Once upon a time, you had two fundamental classes of journalists. One group worked for regular newspapers or broadcast facilities, plying their trade; the others were employed by the supermarket tabloids, offering up gossip, real and otherwise, about various and sundry celebrities, political figures and notables from the business world.
While there are gray areas, in which some media outlets cross both lines with equal fervor, that constitutes the way most have characterized the press, at least until recent years.
These days, it is often difficult to know where responsible journalism ends and tabloid coverage begins. Even formerly respected publishers have decided that profits are more important than a respect for the facts.
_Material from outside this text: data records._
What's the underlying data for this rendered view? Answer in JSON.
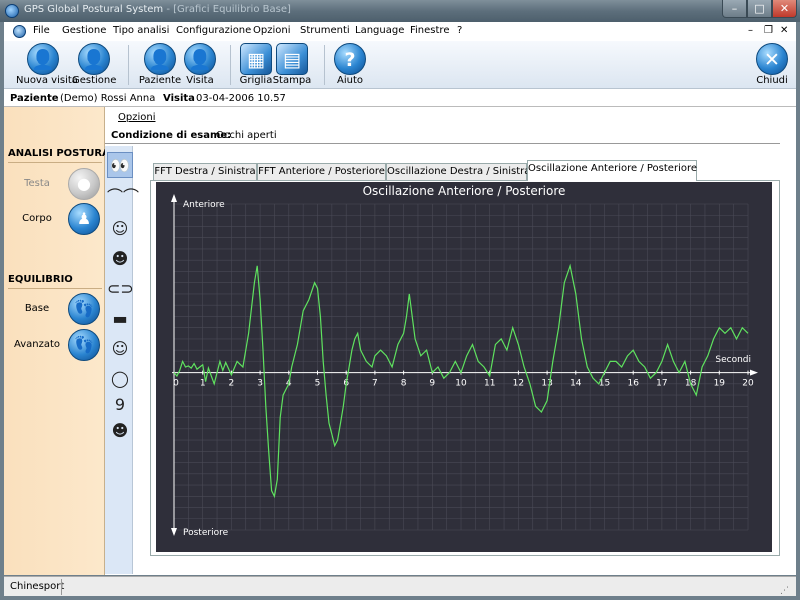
{
  "window": {
    "title": "GPS Global Postural System",
    "subtitle": " - [Grafici Equilibrio Base]"
  },
  "menubar": {
    "items": [
      "File",
      "Gestione",
      "Tipo analisi",
      "Configurazione",
      "Opzioni",
      "Strumenti",
      "Language",
      "Finestre",
      "?"
    ]
  },
  "toolbar": {
    "buttons": [
      "Nuova visita",
      "Gestione",
      "Paziente",
      "Visita",
      "Griglia",
      "Stampa",
      "Aiuto"
    ],
    "close_label": "Chiudi"
  },
  "patient": {
    "label_paziente": "Paziente",
    "name": "(Demo) Rossi Anna",
    "label_visita": "Visita",
    "visit_date": "03-04-2006 10.57"
  },
  "left_panel": {
    "analisi_header": "ANALISI POSTURALE",
    "testa": "Testa",
    "corpo": "Corpo",
    "equilibrio_header": "EQUILIBRIO",
    "base": "Base",
    "avanzato": "Avanzato"
  },
  "options_menu": "Opzioni",
  "condition": {
    "label": "Condizione di esame:",
    "value": "Occhi aperti"
  },
  "tabs": [
    "FFT Destra / Sinistra",
    "FFT Anteriore / Posteriore",
    "Oscillazione Destra / Sinistra",
    "Oscillazione Anteriore / Posteriore"
  ],
  "active_tab": 3,
  "icon_strip": [
    "eyes-open-icon",
    "eyes-closed-icon",
    "head-side-icon",
    "head-front-icon",
    "lips-icon",
    "lips-closed-icon",
    "head-profile-icon",
    "mouth-open-icon",
    "number-nine-icon",
    "head-tilt-icon"
  ],
  "status": {
    "text": "Chinesport"
  },
  "chart_data": {
    "type": "line",
    "title": "Oscillazione Anteriore / Posteriore",
    "xlabel": "Secondi",
    "y_top_label": "Anteriore",
    "y_bottom_label": "Posteriore",
    "xlim": [
      0,
      20
    ],
    "ylim": [
      -14,
      15
    ],
    "x_ticks": [
      "0",
      "1",
      "2",
      "3",
      "4",
      "5",
      "6",
      "7",
      "8",
      "9",
      "10",
      "11",
      "12",
      "13",
      "14",
      "15",
      "16",
      "17",
      "18",
      "19",
      "20"
    ],
    "grid": true,
    "colors": {
      "background": "#2f2f3a",
      "grid": "#4a4a56",
      "line": "#5fe25f",
      "axis": "#ffffff"
    },
    "series": [
      {
        "x": [
          0,
          0.1,
          0.2,
          0.3,
          0.4,
          0.5,
          0.6,
          0.7,
          0.8,
          0.9,
          1.0,
          1.1,
          1.2,
          1.4,
          1.6,
          1.7,
          1.8,
          2.0,
          2.2,
          2.4,
          2.6,
          2.8,
          2.9,
          3.0,
          3.1,
          3.2,
          3.3,
          3.4,
          3.5,
          3.6,
          3.7,
          3.8,
          3.9,
          4.0,
          4.1,
          4.3,
          4.5,
          4.7,
          4.9,
          5.0,
          5.1,
          5.2,
          5.3,
          5.4,
          5.5,
          5.6,
          5.7,
          5.8,
          5.9,
          6.0,
          6.1,
          6.2,
          6.3,
          6.4,
          6.5,
          6.7,
          6.9,
          7.0,
          7.2,
          7.4,
          7.6,
          7.8,
          8.0,
          8.1,
          8.2,
          8.4,
          8.6,
          8.8,
          9.0,
          9.2,
          9.4,
          9.6,
          9.8,
          10.0,
          10.2,
          10.4,
          10.6,
          10.8,
          11.0,
          11.2,
          11.4,
          11.6,
          11.8,
          12.0,
          12.2,
          12.4,
          12.6,
          12.8,
          13.0,
          13.2,
          13.4,
          13.6,
          13.8,
          14.0,
          14.2,
          14.4,
          14.6,
          14.8,
          15.0,
          15.2,
          15.4,
          15.6,
          15.8,
          16.0,
          16.2,
          16.4,
          16.6,
          16.8,
          17.0,
          17.2,
          17.4,
          17.6,
          17.8,
          18.0,
          18.2,
          18.4,
          18.6,
          18.8,
          19.0,
          19.2,
          19.4,
          19.6,
          19.8,
          20.0
        ],
        "y": [
          0,
          -0.3,
          0.2,
          1.0,
          0.5,
          0.6,
          0.4,
          0.8,
          0.3,
          0.5,
          0.7,
          -0.8,
          0.4,
          -1.0,
          1.0,
          0.2,
          0.9,
          -0.2,
          1.0,
          0.5,
          3.5,
          8.0,
          9.5,
          6.5,
          2.0,
          -3.0,
          -7.0,
          -10.5,
          -11.0,
          -9.5,
          -4.0,
          -2.0,
          -1.5,
          -1.0,
          0.5,
          2.5,
          5.5,
          6.5,
          8.0,
          7.5,
          5.0,
          1.0,
          -2.0,
          -4.5,
          -5.5,
          -6.5,
          -6.0,
          -4.5,
          -3.0,
          -1.0,
          0.5,
          2.0,
          3.0,
          3.5,
          2.0,
          1.0,
          0.5,
          1.5,
          2.0,
          1.5,
          0.5,
          2.5,
          3.5,
          5.0,
          7.0,
          3.0,
          1.5,
          2.0,
          0.0,
          0.5,
          -0.5,
          0.0,
          1.0,
          0.0,
          1.5,
          2.5,
          1.0,
          0.5,
          -0.3,
          2.5,
          3.0,
          2.0,
          4.0,
          2.5,
          0.5,
          -1.0,
          -3.0,
          -3.5,
          -2.5,
          1.0,
          4.0,
          8.0,
          9.5,
          7.0,
          3.0,
          0.5,
          -0.5,
          -1.0,
          0.0,
          1.0,
          1.0,
          0.5,
          1.5,
          2.0,
          1.0,
          0.5,
          -0.5,
          0.0,
          1.0,
          2.5,
          1.0,
          0.0,
          1.0,
          -1.0,
          -2.0,
          0.5,
          1.5,
          3.0,
          4.0,
          3.5,
          4.0,
          3.0,
          4.0,
          3.5
        ]
      }
    ]
  }
}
Certainly the life and times of Steve Jobs would seem to be fodder for such coverage, which is, unfortunate, considering that he is also CEO of a huge multinational corporation with roughly $30 billion in annual sales and over 30,000 employees.